→ **WHAT THE EXERCISE ASKS**: From the listing below, copy each line where "lages" occurs.

→ **DATA TO PROCESS**:

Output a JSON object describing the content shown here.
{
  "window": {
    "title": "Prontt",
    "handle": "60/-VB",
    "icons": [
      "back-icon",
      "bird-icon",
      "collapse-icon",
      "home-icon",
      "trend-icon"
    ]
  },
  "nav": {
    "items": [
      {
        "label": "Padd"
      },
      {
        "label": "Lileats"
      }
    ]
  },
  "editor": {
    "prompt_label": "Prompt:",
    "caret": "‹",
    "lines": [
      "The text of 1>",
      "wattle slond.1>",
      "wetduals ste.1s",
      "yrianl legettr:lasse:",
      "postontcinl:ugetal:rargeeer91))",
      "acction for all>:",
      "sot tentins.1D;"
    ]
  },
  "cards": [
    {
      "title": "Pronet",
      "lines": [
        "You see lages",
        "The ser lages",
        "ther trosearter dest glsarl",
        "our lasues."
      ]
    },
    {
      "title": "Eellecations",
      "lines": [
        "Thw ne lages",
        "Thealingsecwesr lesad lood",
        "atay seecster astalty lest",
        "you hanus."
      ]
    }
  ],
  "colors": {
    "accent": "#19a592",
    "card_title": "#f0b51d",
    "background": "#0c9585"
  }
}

→ **EXERCISE ANSWER**:
        "You see lages",
        "The ser lages",
        "Thw ne lages",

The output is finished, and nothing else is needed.